═════ SUPPLIED RECORDS

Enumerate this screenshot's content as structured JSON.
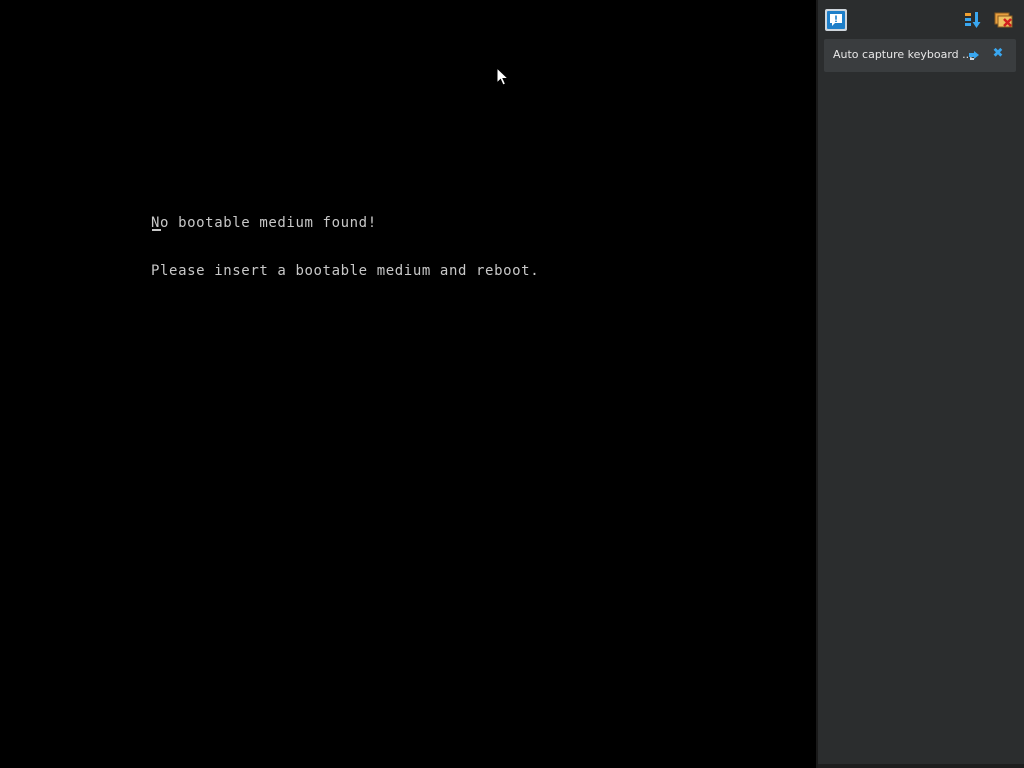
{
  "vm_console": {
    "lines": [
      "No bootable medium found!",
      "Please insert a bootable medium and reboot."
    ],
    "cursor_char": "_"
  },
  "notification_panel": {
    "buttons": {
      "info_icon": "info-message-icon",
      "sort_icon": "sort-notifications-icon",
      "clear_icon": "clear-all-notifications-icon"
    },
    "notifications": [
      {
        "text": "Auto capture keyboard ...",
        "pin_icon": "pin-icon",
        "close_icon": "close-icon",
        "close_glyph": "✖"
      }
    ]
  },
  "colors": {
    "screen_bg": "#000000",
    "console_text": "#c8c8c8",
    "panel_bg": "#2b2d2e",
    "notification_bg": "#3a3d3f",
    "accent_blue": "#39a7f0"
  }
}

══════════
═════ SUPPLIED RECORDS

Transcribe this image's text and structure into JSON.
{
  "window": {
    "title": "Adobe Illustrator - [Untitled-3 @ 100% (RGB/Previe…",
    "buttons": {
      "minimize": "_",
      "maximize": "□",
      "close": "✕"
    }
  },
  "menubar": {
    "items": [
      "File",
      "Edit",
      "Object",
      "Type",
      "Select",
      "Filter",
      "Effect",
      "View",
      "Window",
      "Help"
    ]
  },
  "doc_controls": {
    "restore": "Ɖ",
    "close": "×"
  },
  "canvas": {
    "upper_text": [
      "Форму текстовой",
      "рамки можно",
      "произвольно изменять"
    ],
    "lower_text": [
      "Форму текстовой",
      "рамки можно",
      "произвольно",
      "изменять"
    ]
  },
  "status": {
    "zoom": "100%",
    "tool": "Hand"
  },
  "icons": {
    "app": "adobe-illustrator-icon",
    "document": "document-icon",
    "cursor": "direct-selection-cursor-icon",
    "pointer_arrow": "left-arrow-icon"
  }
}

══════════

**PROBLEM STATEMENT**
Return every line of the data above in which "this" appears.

**TASK RESULT**
Enumerate this screenshot's content as structured JSON.
Transcribe this image's text and structure into JSON.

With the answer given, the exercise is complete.